2)Write a script, plan your film, build a team
Write a film, plan it out, get a couple of friends to help shoot it and others to act in it. You can do this with fairly basic simple stuff when as young as ten, and will likely continue it as get older, go through education and make films in your own time. Leading a team is invaluable experience as it shows you people have faith in your abilities, and gives you a chance to get your creative vision out on film, and gives you portfolio work you can claim a lot of ownership to.
3)Work on someone elses film at a high level
Working on someone elses film as a camera operator, for example, can be very rewarding. A lot less work is needed from you in prep of the film, but you will still at the end, get good work out. Film is a collaborative process and, I fully believe you should test yourself working for other people. See what their vision is, and help them develop it. Less space to give out your creative vision on the film, but still some.
4)Work on someone else's film at a lower than normal but still technical level
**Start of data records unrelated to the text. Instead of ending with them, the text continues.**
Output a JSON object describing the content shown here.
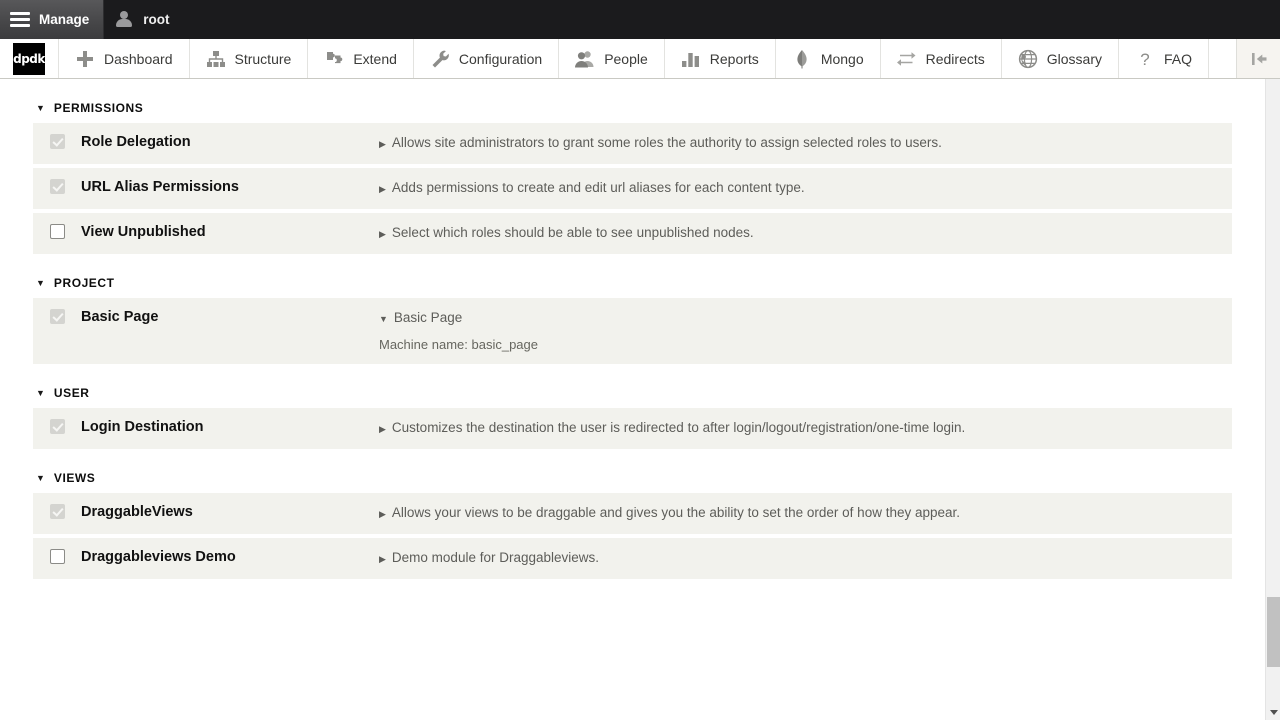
{
  "admin_bar": {
    "manage_label": "Manage",
    "manage_icon": "hamburger-icon",
    "user_label": "root",
    "user_icon": "user-icon"
  },
  "toolbar": {
    "logo_text": "dpdk",
    "collapse_icon": "collapse-left-icon",
    "items": [
      {
        "label": "Dashboard",
        "icon": "plus-icon"
      },
      {
        "label": "Structure",
        "icon": "structure-tree-icon"
      },
      {
        "label": "Extend",
        "icon": "puzzle-piece-icon"
      },
      {
        "label": "Configuration",
        "icon": "wrench-icon"
      },
      {
        "label": "People",
        "icon": "people-icon"
      },
      {
        "label": "Reports",
        "icon": "bar-chart-icon"
      },
      {
        "label": "Mongo",
        "icon": "mongo-leaf-icon"
      },
      {
        "label": "Redirects",
        "icon": "redirect-arrows-icon"
      },
      {
        "label": "Glossary",
        "icon": "globe-icon"
      },
      {
        "label": "FAQ",
        "icon": "question-mark-icon"
      }
    ]
  },
  "sections": [
    {
      "title": "PERMISSIONS",
      "caret": "▼",
      "modules": [
        {
          "name": "Role Delegation",
          "checkbox_state": "checked-disabled",
          "desc_caret": "▶",
          "description": "Allows site administrators to grant some roles the authority to assign selected roles to users.",
          "machine_name": ""
        },
        {
          "name": "URL Alias Permissions",
          "checkbox_state": "checked-disabled",
          "desc_caret": "▶",
          "description": "Adds permissions to create and edit url aliases for each content type.",
          "machine_name": ""
        },
        {
          "name": "View Unpublished",
          "checkbox_state": "unchecked",
          "desc_caret": "▶",
          "description": "Select which roles should be able to see unpublished nodes.",
          "machine_name": ""
        }
      ]
    },
    {
      "title": "PROJECT",
      "caret": "▼",
      "modules": [
        {
          "name": "Basic Page",
          "checkbox_state": "checked-disabled",
          "desc_caret": "▼",
          "description": "Basic Page",
          "machine_name": "Machine name: basic_page"
        }
      ]
    },
    {
      "title": "USER",
      "caret": "▼",
      "modules": [
        {
          "name": "Login Destination",
          "checkbox_state": "checked-disabled",
          "desc_caret": "▶",
          "description": "Customizes the destination the user is redirected to after login/logout/registration/one-time login.",
          "machine_name": ""
        }
      ]
    },
    {
      "title": "VIEWS",
      "caret": "▼",
      "modules": [
        {
          "name": "DraggableViews",
          "checkbox_state": "checked-disabled",
          "desc_caret": "▶",
          "description": "Allows your views to be draggable and gives you the ability to set the order of how they appear.",
          "machine_name": ""
        },
        {
          "name": "Draggableviews Demo",
          "checkbox_state": "unchecked",
          "desc_caret": "▶",
          "description": "Demo module for Draggableviews.",
          "machine_name": ""
        }
      ]
    }
  ],
  "scrollbar": {
    "down_arrow_icon": "chevron-down-icon"
  },
  "colors": {
    "admin_bar_bg": "#1b1b1d",
    "row_bg": "#f2f2ed",
    "scroll_thumb": "#c1c1c1",
    "text_primary": "#111111",
    "text_secondary": "#5d5d59"
  }
}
When your just out of college, university or wherever, working on films that are being produced at a far higher quality than the work you take a leading role in (for example, your used to shooting documentaries on handycams, assisting a bbc camera op shoot one on a Panasonic hpx500, your used to shooting on dslr, help someone else shoot on red). It can give you the chance to get your hands on more expensive kit than on your own projects, is a great networking opportunity, and a brilliant place to learn. The portfolio and future portfolio you get from it, is of your role on projects at a level near to where you might get work in the near future.
5)Be a runner
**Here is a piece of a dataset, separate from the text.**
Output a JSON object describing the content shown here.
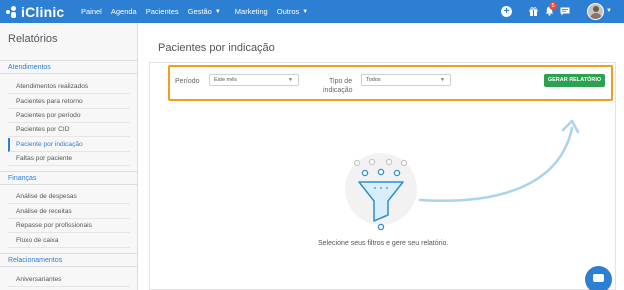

I’m not a big fan of having hundreds of people on set just to make coffee, and although it can be a valuable first time stepping onto a film set, runners are often lacking responsibility, or chance to prove themselves. If you are running on set, need to question and work out how it will get you to the next level, and whether it gives you portfolio and working relationships likely to lead to work. Sometimes it can be a great opportunity to learn, both bits of the production assistants/producers role, and the lighting/camera side. However runner doesn’t stand out very strong on a cv when applying for a job as a camera operator, and you can claim no creative control over the project.
My last advice is just to value your time, take the best projects available, work at a variety of levels within projects, and learn lessons on every job you work. if you do this, and put in the hours of work (10 thousand plus to become an expert) your portfolio will soon be of a high quality
Hope this is helpful to someone